Assignment →
Note how many lines in the material have "Application", and give only that figure.

+ + +

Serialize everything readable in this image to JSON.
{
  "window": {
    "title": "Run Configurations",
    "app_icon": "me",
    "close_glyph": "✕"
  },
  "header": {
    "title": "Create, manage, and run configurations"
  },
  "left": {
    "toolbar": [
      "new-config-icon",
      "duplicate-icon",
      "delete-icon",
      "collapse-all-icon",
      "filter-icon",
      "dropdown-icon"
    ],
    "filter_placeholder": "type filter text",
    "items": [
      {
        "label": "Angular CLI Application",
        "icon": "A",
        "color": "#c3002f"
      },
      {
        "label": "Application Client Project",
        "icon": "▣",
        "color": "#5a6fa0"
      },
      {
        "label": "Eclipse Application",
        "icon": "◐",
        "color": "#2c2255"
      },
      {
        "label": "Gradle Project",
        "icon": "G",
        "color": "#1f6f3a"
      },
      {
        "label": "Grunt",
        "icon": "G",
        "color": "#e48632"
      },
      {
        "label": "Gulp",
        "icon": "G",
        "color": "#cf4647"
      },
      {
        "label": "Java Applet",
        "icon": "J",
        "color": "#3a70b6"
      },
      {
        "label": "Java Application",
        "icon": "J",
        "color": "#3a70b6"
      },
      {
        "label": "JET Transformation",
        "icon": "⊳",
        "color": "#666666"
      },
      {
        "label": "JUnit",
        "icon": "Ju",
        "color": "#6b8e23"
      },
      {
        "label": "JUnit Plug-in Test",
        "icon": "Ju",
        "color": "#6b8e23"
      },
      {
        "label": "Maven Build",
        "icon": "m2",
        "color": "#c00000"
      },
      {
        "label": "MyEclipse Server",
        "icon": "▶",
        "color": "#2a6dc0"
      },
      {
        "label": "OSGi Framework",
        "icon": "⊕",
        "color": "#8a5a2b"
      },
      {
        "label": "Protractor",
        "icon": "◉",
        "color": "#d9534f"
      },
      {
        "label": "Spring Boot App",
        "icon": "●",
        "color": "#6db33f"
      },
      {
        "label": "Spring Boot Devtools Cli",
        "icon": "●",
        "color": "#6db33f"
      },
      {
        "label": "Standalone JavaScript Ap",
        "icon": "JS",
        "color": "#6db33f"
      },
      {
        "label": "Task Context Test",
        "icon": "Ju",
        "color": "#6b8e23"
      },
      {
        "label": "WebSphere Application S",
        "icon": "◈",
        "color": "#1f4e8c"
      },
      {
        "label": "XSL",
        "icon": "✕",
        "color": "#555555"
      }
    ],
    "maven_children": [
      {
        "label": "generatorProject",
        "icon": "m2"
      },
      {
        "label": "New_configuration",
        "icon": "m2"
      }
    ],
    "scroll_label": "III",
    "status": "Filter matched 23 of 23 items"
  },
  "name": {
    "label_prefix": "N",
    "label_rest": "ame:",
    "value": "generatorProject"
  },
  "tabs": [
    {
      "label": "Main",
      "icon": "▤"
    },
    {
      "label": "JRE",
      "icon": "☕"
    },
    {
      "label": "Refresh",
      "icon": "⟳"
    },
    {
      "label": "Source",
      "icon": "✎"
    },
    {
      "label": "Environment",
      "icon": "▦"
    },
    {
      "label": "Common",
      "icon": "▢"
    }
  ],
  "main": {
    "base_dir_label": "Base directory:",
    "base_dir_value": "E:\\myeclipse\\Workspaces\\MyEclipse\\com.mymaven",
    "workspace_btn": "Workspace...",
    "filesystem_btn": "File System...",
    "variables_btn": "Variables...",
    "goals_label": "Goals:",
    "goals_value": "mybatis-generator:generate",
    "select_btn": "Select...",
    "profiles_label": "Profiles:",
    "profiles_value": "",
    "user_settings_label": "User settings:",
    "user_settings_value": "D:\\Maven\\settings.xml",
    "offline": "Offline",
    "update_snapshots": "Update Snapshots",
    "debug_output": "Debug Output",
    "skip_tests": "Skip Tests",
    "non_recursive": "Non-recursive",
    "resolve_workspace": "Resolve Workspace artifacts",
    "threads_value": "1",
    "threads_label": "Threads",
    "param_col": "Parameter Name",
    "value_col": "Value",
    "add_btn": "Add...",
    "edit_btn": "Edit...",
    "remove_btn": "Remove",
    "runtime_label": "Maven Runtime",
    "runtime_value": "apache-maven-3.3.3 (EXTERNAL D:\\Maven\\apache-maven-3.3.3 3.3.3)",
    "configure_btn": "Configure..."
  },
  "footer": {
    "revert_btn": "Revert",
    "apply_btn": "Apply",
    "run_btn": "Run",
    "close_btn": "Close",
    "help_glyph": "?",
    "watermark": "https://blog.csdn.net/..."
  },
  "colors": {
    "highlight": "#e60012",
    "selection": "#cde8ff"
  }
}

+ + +

Written response →
5